Records contained in a dataset ▸
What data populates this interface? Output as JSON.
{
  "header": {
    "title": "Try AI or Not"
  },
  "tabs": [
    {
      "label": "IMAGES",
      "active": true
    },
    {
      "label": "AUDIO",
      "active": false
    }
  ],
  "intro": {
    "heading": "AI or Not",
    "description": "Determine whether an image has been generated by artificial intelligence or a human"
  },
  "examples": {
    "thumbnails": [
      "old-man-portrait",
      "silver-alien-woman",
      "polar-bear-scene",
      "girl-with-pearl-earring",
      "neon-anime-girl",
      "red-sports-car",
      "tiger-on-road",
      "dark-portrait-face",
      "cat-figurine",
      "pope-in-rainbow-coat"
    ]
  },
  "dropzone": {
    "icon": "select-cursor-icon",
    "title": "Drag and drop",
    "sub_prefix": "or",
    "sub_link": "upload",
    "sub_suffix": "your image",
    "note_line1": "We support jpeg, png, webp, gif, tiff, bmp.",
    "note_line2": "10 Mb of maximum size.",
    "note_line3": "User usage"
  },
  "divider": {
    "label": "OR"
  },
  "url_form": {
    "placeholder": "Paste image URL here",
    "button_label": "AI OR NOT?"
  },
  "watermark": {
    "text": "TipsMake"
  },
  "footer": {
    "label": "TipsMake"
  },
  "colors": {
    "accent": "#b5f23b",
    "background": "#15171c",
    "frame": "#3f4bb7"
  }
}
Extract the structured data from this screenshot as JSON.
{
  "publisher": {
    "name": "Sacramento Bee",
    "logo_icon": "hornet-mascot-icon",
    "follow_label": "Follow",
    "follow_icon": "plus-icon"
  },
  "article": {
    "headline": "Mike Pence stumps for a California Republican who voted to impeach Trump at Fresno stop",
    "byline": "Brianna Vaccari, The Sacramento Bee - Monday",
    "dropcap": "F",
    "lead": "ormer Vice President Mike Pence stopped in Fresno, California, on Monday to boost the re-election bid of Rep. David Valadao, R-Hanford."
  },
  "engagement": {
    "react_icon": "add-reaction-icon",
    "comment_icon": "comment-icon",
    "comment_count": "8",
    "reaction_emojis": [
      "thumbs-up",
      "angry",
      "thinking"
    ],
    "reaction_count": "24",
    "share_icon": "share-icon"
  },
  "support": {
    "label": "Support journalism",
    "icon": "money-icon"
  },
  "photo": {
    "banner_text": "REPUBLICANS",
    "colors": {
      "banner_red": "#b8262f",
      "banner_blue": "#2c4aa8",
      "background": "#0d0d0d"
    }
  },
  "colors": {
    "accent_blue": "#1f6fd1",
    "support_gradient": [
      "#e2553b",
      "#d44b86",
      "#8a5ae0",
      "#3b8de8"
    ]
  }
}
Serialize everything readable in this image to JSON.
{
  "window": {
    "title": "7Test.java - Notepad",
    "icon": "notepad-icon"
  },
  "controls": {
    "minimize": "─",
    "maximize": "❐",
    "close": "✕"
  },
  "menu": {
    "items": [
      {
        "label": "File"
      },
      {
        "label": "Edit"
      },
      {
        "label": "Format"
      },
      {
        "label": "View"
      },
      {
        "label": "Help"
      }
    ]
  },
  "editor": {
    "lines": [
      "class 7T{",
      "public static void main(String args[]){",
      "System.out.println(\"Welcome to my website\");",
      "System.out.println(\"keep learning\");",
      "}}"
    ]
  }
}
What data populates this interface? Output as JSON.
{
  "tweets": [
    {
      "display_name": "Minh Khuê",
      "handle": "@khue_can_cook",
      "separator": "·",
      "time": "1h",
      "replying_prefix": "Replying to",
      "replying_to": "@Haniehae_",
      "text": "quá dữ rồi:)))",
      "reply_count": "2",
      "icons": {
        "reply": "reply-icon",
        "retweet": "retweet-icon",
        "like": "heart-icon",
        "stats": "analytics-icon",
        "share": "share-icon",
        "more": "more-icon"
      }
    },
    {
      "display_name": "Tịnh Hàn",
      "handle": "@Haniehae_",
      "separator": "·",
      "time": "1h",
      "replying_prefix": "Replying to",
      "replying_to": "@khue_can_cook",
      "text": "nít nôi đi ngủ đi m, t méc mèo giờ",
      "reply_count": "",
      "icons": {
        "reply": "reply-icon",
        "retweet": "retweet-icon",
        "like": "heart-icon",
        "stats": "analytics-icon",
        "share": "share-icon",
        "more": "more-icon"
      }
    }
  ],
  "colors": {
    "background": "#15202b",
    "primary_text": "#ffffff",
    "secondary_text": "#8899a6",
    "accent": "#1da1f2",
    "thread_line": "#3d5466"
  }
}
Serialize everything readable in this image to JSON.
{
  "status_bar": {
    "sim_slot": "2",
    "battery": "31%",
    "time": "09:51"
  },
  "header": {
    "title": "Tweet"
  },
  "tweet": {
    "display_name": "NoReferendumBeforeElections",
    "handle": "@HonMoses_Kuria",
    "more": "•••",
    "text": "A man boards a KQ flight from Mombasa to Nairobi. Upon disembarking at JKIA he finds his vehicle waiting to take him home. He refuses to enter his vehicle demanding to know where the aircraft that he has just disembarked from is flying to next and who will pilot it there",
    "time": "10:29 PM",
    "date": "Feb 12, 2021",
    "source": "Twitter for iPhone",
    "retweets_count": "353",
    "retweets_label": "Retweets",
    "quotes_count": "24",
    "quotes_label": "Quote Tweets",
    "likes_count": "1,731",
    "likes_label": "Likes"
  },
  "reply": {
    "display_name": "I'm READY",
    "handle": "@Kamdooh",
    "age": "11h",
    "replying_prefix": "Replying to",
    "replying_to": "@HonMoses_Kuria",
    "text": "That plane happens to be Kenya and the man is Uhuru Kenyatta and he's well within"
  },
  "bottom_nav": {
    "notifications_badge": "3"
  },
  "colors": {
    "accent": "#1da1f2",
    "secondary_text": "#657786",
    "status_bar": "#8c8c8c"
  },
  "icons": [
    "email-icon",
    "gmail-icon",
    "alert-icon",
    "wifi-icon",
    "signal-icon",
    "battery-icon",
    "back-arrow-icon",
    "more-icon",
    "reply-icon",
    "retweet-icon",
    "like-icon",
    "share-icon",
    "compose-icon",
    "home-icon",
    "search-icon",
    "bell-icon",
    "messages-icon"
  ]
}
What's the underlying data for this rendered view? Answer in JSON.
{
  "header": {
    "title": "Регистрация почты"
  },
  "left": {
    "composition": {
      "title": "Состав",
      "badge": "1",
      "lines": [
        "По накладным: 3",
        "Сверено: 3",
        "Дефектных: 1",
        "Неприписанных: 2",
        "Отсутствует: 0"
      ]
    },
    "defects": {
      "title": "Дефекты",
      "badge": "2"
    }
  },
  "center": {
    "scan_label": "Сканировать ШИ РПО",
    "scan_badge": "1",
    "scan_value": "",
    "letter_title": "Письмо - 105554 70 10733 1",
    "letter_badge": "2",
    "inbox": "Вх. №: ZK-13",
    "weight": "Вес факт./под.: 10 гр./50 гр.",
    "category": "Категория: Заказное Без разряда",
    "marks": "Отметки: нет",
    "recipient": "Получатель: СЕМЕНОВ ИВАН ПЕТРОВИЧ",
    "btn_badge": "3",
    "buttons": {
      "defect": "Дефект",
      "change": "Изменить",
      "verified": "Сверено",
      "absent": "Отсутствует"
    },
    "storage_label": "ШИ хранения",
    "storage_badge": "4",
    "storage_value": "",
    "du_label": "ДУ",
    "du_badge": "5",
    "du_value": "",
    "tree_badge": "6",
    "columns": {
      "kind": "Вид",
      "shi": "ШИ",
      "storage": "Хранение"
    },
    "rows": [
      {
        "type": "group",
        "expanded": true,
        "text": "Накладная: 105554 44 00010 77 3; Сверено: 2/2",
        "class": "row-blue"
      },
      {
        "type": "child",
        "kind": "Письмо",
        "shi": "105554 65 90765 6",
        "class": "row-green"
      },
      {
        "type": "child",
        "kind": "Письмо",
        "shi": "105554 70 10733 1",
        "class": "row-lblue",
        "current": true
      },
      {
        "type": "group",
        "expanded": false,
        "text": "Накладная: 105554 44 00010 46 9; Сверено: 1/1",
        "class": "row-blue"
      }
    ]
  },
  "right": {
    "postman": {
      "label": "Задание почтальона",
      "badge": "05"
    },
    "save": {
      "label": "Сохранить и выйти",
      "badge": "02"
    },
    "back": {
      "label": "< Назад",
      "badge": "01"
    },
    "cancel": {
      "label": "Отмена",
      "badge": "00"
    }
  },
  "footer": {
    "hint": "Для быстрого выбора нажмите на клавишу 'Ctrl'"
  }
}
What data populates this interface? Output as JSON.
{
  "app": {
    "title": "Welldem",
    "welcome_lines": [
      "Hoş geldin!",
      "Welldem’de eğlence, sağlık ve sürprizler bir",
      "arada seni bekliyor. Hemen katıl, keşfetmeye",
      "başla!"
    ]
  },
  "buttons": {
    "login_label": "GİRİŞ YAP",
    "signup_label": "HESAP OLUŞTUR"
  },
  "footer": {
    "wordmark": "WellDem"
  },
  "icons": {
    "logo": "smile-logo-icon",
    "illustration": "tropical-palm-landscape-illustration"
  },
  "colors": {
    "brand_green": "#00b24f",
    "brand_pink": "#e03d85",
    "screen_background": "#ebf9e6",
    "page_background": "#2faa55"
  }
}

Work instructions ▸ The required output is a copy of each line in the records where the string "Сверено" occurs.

Response box ▸
        "Сверено: 3",
      "verified": "Сверено",
        "text": "Накладная: 105554 44 00010 77 3; Сверено: 2/2",
        "text": "Накладная: 105554 44 00010 46 9; Сверено: 1/1",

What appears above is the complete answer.